BENGALURU - Gold prices inched lower on Thursday amid expectations of higher U.S. interest rates, but managed to hold above a key psychological level of $1,200 which acted as a strong support.
Spot gold was down 0.2 percent at $1,203.86 an ounce at 0329 GMT, after rising nearly 0.5 percent in the previous session.
U.S. gold futures were down 0.1 percent at $1,209.90 an ounce.
Spot gold has been trading in an $8 range for the past two sessions, with investors keenly watching the $1,200 level after the metal broke below that and hit a 1-1/2-year low of $1,159.96 early this month.
"There is certainly some ambiguity following last week's Jackson Hole symposium where (Federal Reserve Chair Jerome) Powell was a little bit dovish in investors' point of view," ANZ analyst Daniel Hynes said.
"Investors are grappling amid positive data coming through (from the United States) and that's why prices are stuck just above $1,200 at the moment without any sort of clear outlook, especially around the rates for 2019."
Data showing a higher-than-expected annualised growth in second-quarter U.S. gross domestic product cemented expectations for a rate hike next month, with a 96 percent probability, according to Fed funds futures.
Higher rates dent the appeal of non-interest-yielding gold, boosting the dollar in which the yellow metal is priced.
The dollar index against a basket of six major currencies stayed above a four-week low of 94.434 hit on Tuesday.
The greenback has been on the defensive this week with safe-haven demand for the currency diminishing in the wake of improving risk sentiment in broader markets following promising NAFTA negotiations.
Bullion investors' focus would now shift to the trade negotiations between the United States and China and the consequences, Hynes said.
Gold prices are heading for a fifth straight monthly fall, which would make it the precious metal's longest losing streak since early 2013. The metal has declined about 7.4 percent so far this year amid international trade disputes and the Turkish currency crisis, with investors preferring the dollar as a safe haven.

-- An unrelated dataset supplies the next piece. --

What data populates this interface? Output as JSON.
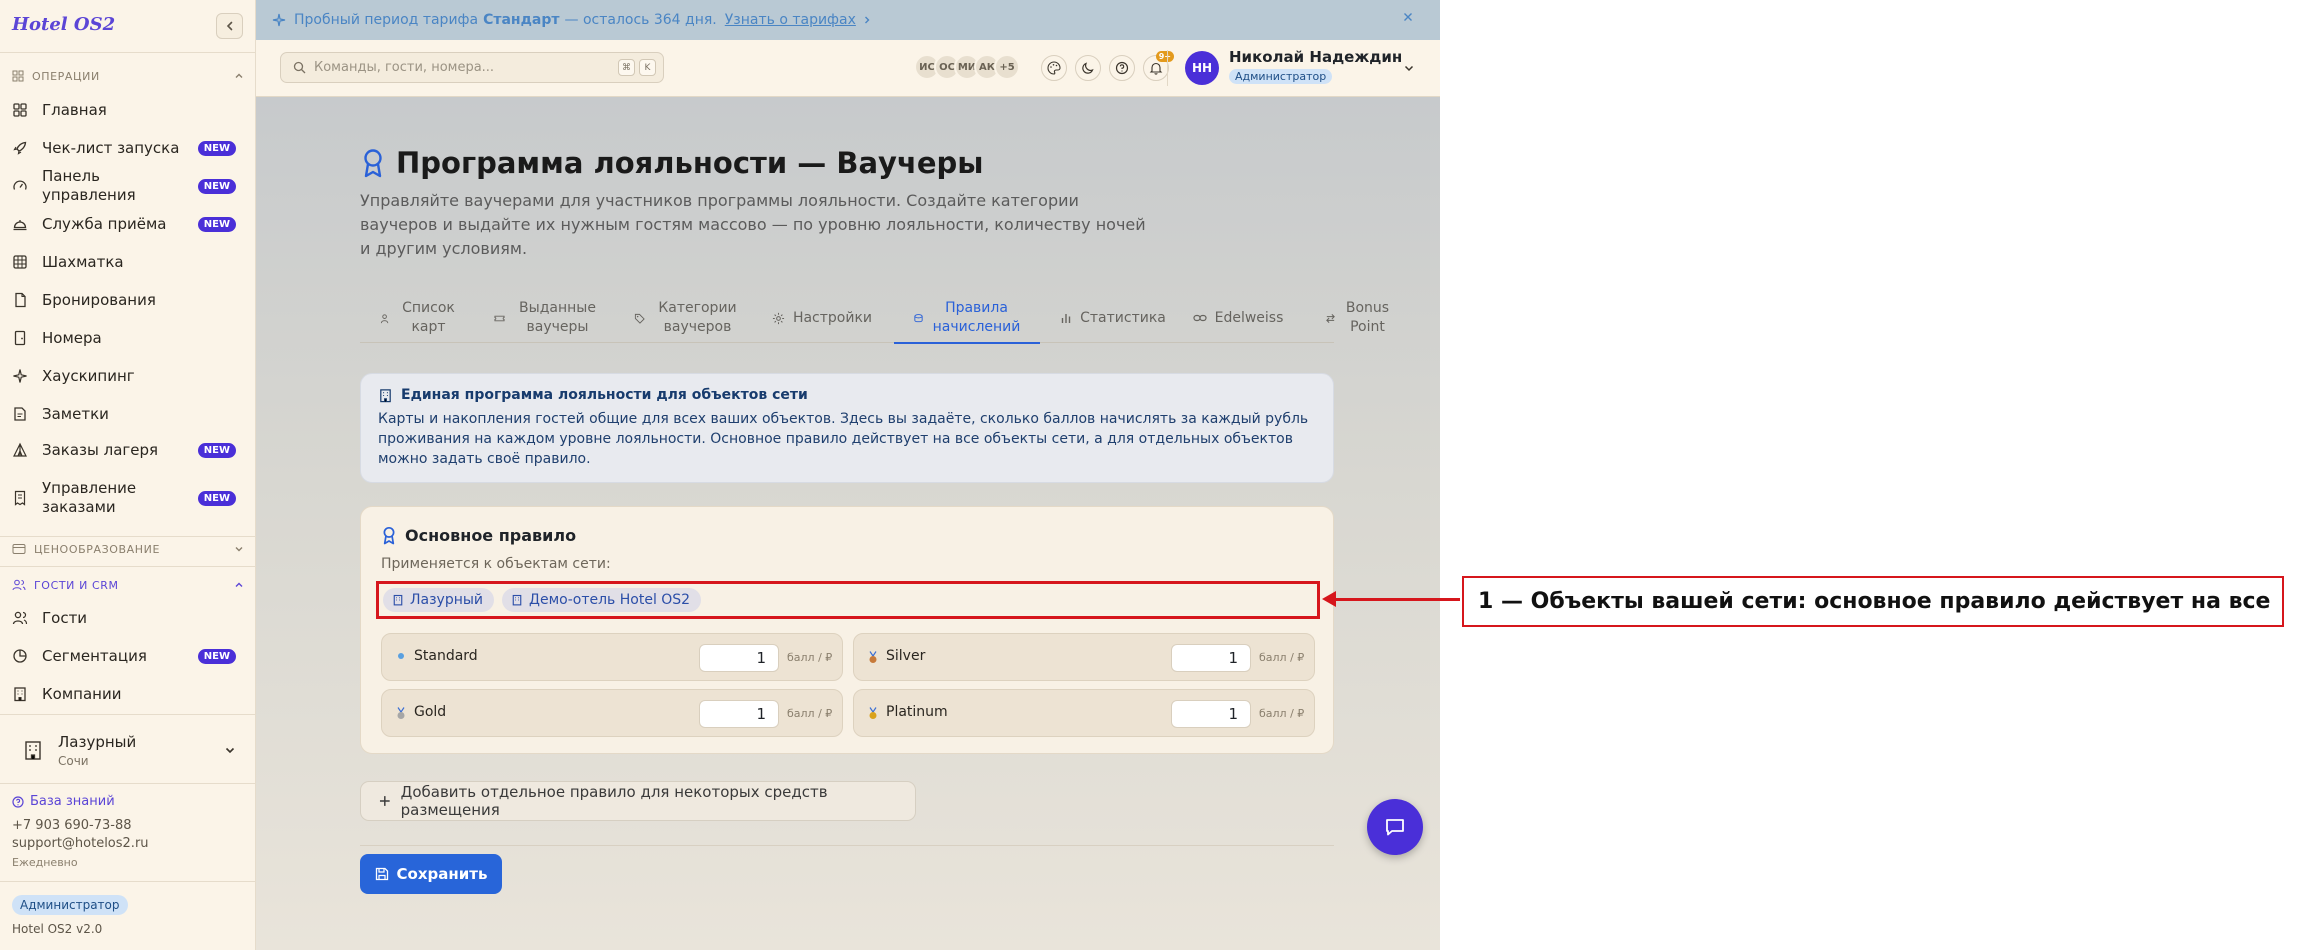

"While a (relatively) stronger dollar and U.S. economic growth are hurting the bullion's appeal, concerns that Turkey's financial crisis could spread may give the metal a reversal of fate," said Renisha Chainani, head of commodity and currency research at Monarch Networth Capital.
"Gold's short-cover risks are elevated. The setup, with prices near key support (at $1,200) and record-short net positions, is a recipe for a sharp rally."
Spot silver was down 0.2 percent at $14.69.
Platinum was down 1 percent at $792.90, while palladium was down 0.8 percent at $957 after hitting its highest since July 9 at $967 on Wednesday.